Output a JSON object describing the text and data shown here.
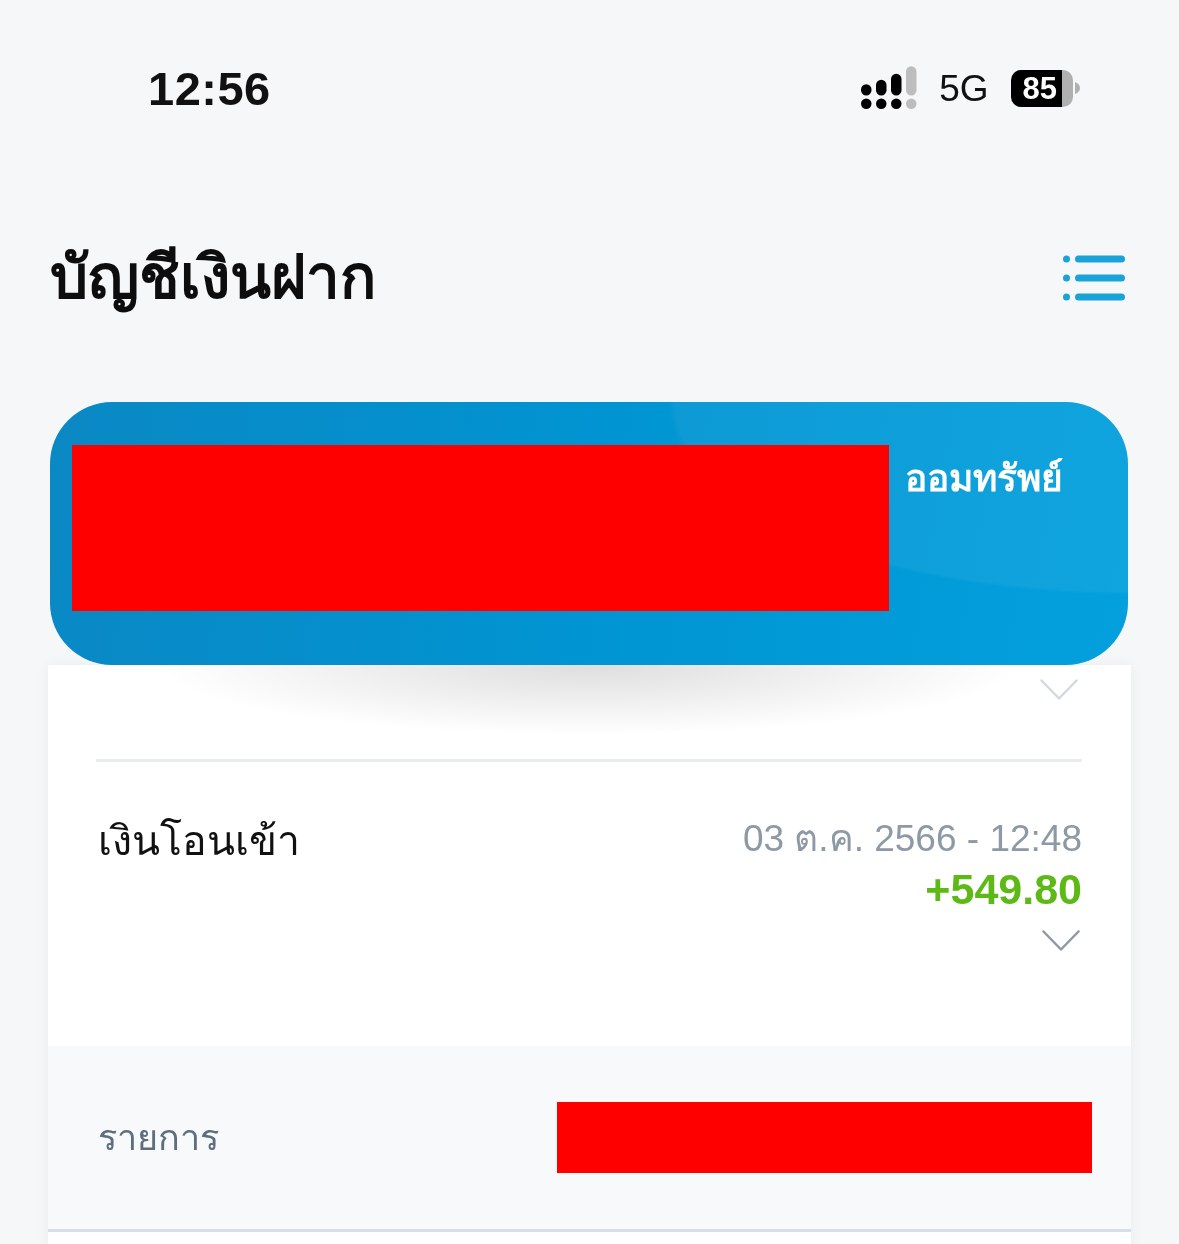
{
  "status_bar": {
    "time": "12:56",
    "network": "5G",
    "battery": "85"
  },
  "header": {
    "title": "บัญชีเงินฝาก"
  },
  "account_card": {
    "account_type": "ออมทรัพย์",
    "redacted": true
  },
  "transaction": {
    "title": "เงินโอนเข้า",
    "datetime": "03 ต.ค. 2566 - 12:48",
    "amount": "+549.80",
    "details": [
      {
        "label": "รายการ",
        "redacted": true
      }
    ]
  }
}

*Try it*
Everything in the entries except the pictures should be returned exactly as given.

*Your solution*
Output a JSON object describing the text and data shown here.
{
  "status_bar": {
    "time": "12:56",
    "network": "5G",
    "battery": "85"
  },
  "header": {
    "title": "บัญชีเงินฝาก"
  },
  "account_card": {
    "account_type": "ออมทรัพย์",
    "redacted": true
  },
  "transaction": {
    "title": "เงินโอนเข้า",
    "datetime": "03 ต.ค. 2566 - 12:48",
    "amount": "+549.80",
    "details": [
      {
        "label": "รายการ",
        "redacted": true
      }
    ]
  }
}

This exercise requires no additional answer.